Folks coming from Panasonic will likely already have Micro Four Thirds lenses, but if not, you’re probably looking at the Panasonic 12-35mm f/2.8 Vario II Power OIS, which runs right around another $1,000. You could use Canon EF lenses, but then you’re looking at around $650 for a Metabones Speed Booster if you want any kind of quality. Personally, I’ve been using Nikon lenses and the Viltrox focal length reducer with the Pocket 4K. It doesn’t have autofocus, but who needs that?
When it comes to storage, you might already have some UHS-II SD cards, but given the high bitrates of 12-bit RAW footage, you’ll probably need to buy more storage, and almost certainly larger. 256GB is the minimum recommended, given that you could be saving out at a rate of around 1GB every 10 seconds. An Angelbird 256GB CFast card is around $330. You could go with an SSD, though. The 500GB Samsung T5 SSD costs a mere $90 by comparison.
But to do anything with it other than sit it on a tripod, there a few other items you might need to buy, too, as Lewis mentions. You’ll want some form of a cage, as there aren’t really any attachment points on the Pocket 4K for accessories like lights or microphones. And, no, the 1/4-20″ socket on top of the camera doesn’t count. You really don’t want to be screwing a whole lot of weight into that. So, a SmallRig or Tilta cage it is for another $80-100.
Then for that cage, you’ll want a top handle ($20-80), possibly an SSD holder ($25) if you decided to go the Samsung T5 route for storage. You’ll want to get a bunch of spare LP-E6 batteries, too ($61 each for genuine, $12 each for cheap 3rd party), or some other form of power source. Lewis recommends V-Mount batteries in his video, but I’ve been using the Pocket 4K for the past few weeks and I decided to go the Sony NP-F and LP-E6 dummy battery route. It works rather well, and is less expensive (and less heavy) than V-Mount.
That’s pretty much the basics you’ll need for going handheld. The camera, lens, storage, power, cage and handle. It doesn’t sound like a lot, but this can basically double the cost of the camera itself. Exactly how much it’ll cost depends on which route you go for lenses, power and how good a deal you might find on certain items.
But this isn’t a crazy, money-no-object, wishlist of extras for the Pocket 4K. It’s the bare basics.
also doesn’t include things like gimbals, shoulder rigs, ND filters, or even audio gear – the internal mics are decent, sure, but they can’t work miracles. And it doesn’t include the amount of portable storage you might need to have on hand if you go away shooting somewhere for a few days and need to unload cards or that Samsung SSD. And you can double that portable storage capacity if you want to have backups.
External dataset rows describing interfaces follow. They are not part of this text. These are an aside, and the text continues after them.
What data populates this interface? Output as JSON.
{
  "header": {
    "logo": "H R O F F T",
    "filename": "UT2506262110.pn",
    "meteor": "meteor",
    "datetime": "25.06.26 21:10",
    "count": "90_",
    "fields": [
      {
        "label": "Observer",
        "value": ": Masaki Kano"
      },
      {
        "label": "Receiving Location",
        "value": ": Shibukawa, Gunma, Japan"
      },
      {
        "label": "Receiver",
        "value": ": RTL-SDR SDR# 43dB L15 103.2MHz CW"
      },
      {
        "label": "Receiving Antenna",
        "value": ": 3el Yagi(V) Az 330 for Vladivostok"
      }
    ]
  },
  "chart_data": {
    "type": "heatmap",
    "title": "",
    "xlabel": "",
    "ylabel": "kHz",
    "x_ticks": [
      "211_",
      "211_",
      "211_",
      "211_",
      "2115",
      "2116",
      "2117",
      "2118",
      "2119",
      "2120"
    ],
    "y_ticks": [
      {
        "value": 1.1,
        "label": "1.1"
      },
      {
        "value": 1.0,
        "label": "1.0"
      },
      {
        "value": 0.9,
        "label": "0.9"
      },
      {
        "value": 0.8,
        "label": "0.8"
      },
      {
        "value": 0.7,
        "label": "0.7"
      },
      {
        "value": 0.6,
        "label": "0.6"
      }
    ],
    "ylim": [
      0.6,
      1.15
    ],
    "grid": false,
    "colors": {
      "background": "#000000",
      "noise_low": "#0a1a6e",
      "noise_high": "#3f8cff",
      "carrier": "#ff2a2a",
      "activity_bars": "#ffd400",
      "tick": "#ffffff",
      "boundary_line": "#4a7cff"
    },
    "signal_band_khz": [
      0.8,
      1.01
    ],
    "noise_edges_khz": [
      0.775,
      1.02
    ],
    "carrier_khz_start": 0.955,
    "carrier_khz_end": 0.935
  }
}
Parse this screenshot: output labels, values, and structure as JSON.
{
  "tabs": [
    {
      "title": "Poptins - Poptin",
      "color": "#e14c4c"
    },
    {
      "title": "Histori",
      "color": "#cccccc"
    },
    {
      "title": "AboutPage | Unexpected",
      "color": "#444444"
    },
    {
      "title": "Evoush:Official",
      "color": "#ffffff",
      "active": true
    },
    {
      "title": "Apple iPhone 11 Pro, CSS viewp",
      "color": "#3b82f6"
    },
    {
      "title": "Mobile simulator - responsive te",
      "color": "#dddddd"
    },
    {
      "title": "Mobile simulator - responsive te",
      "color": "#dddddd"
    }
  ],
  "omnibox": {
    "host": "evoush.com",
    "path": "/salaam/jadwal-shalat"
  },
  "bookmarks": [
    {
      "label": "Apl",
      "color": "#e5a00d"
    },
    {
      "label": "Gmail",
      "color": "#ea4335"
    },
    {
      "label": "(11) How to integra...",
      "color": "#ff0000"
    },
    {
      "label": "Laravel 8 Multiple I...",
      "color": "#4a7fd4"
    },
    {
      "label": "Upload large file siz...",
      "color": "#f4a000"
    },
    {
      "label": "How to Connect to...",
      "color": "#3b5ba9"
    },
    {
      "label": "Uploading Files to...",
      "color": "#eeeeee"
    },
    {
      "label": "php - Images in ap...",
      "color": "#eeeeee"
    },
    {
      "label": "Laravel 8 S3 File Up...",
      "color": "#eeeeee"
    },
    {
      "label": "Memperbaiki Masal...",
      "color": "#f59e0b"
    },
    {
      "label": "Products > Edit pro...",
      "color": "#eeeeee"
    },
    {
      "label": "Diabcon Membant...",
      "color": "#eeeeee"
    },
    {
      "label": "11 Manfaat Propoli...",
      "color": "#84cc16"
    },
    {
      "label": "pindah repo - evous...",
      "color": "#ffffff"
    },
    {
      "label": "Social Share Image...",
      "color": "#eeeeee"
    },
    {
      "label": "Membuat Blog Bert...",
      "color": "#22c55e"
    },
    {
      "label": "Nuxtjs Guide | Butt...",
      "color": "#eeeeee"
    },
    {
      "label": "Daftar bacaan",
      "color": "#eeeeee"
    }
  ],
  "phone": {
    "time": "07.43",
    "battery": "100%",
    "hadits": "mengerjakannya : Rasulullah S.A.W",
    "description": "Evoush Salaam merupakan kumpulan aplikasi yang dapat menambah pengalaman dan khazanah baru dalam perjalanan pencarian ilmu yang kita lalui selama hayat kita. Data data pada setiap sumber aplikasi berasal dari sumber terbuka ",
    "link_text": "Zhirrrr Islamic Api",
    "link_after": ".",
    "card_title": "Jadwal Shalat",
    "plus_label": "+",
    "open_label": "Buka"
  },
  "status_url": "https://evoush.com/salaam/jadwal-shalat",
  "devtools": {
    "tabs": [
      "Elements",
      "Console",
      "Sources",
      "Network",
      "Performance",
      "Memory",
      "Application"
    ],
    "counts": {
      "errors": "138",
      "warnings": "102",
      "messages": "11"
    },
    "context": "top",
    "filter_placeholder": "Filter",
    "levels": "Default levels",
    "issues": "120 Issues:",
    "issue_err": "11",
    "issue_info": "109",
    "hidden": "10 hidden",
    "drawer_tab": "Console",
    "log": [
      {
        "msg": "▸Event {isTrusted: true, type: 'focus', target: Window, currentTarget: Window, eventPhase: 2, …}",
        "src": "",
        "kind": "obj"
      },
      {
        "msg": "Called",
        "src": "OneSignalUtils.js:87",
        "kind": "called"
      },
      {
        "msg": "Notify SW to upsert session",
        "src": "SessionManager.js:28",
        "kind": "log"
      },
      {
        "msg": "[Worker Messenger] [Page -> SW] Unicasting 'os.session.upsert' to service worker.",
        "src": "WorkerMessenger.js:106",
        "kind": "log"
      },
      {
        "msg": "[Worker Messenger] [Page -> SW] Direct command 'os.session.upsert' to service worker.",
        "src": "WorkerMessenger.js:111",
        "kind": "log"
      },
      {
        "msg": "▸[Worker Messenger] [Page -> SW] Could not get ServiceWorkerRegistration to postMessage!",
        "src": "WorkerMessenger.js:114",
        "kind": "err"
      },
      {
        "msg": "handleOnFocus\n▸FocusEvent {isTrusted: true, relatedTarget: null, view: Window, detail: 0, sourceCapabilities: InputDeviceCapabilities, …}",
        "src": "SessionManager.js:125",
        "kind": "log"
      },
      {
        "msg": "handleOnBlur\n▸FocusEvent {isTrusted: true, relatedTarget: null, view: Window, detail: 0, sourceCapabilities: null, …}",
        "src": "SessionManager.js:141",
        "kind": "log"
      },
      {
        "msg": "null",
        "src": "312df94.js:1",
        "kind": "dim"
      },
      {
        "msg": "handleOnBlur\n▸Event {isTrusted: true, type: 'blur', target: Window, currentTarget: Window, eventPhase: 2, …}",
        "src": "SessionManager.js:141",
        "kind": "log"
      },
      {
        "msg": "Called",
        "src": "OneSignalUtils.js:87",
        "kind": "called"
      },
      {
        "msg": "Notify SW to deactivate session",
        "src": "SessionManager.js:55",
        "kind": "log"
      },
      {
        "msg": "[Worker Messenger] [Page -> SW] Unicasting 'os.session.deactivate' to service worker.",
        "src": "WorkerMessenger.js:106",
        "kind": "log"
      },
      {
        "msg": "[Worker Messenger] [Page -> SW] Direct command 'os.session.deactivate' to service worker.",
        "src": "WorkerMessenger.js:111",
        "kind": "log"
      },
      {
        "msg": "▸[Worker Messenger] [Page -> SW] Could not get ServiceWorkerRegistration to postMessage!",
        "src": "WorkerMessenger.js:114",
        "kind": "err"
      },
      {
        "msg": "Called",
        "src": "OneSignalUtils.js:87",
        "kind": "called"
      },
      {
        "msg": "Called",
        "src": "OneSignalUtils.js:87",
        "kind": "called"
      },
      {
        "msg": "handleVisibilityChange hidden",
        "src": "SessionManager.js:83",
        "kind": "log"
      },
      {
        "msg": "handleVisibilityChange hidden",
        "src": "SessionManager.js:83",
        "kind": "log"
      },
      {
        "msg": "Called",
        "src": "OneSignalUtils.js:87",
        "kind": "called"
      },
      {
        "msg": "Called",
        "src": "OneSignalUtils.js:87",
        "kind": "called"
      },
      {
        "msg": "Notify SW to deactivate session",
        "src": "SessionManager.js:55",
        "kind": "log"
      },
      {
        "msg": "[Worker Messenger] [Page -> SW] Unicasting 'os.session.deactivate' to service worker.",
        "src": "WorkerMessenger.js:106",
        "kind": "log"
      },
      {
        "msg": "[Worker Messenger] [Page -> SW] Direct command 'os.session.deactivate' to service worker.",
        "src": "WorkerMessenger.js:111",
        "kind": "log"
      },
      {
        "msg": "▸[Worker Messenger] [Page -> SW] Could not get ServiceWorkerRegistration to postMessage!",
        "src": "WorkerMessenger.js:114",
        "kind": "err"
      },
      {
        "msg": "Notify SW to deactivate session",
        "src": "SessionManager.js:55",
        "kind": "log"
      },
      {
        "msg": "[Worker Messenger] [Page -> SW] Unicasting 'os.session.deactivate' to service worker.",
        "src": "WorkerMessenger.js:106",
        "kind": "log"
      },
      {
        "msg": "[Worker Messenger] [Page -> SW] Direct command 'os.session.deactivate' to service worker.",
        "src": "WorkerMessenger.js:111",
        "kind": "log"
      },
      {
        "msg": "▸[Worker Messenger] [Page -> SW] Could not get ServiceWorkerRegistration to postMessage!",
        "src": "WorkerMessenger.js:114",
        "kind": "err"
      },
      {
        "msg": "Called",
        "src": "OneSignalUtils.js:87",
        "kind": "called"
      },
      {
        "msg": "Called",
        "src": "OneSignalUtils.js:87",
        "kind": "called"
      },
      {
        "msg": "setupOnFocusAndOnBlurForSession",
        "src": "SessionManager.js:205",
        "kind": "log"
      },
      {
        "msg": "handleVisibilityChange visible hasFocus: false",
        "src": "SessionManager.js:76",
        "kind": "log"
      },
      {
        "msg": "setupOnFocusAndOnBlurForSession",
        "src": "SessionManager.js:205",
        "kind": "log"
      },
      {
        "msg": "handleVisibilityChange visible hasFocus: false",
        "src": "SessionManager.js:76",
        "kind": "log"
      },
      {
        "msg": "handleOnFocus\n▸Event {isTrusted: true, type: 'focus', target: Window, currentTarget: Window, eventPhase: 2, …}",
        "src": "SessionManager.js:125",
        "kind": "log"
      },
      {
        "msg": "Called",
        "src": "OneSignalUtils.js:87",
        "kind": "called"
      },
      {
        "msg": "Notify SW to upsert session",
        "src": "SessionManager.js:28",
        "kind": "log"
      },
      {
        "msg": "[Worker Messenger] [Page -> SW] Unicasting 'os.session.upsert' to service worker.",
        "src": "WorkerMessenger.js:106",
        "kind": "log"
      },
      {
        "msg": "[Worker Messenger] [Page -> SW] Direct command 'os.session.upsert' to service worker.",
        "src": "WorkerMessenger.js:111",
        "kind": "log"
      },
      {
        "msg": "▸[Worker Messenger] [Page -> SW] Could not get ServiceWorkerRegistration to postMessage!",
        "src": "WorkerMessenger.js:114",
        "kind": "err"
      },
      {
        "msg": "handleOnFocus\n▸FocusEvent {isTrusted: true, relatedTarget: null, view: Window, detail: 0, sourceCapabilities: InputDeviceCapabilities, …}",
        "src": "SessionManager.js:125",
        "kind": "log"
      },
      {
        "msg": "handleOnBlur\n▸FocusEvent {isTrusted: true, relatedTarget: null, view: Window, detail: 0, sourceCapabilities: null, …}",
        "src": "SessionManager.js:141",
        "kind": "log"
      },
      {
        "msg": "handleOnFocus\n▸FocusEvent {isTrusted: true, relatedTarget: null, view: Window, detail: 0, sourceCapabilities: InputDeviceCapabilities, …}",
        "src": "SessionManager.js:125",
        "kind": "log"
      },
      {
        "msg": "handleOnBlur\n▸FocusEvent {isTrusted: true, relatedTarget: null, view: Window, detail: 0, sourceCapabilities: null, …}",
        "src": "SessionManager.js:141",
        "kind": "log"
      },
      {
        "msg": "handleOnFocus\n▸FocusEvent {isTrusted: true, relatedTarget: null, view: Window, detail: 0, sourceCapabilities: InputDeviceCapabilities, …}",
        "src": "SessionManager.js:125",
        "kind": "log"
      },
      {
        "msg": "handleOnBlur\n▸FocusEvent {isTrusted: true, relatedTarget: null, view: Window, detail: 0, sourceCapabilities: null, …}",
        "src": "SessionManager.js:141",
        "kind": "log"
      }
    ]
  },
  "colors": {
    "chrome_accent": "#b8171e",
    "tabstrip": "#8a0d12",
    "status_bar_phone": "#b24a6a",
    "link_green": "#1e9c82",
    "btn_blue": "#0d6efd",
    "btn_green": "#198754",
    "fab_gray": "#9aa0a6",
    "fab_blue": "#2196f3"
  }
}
Getting into filmmaking isn’t cheap. It can very quickly get very expensive. How quickly really depends on you, but ultimately, if you stick with it, you’ll spend it eventually. A lens or two here and there, a new gimbal, a fancy motorised slider, oh, and a travel slider, a couple of substantial tripods to put them on, a shotgun mic, and wait, you need wireless lavs, too, and a field recorder, and noise-cancelling headphones, and etc.
Like I said, it adds up.
Personally, I think it’s worth every penny.
[via No Film School]
John Aldred is a photographer with over 20 years of experience in the portrait and commercial worlds. He is based in Scotland and has been an early adopter – and occasional beta tester – of almost every digital imaging technology in that time. As well as his creative visual work, John uses 3D printing, electronics and programming to create his own photography and filmmaking tools and consults for a number of brands across the industry.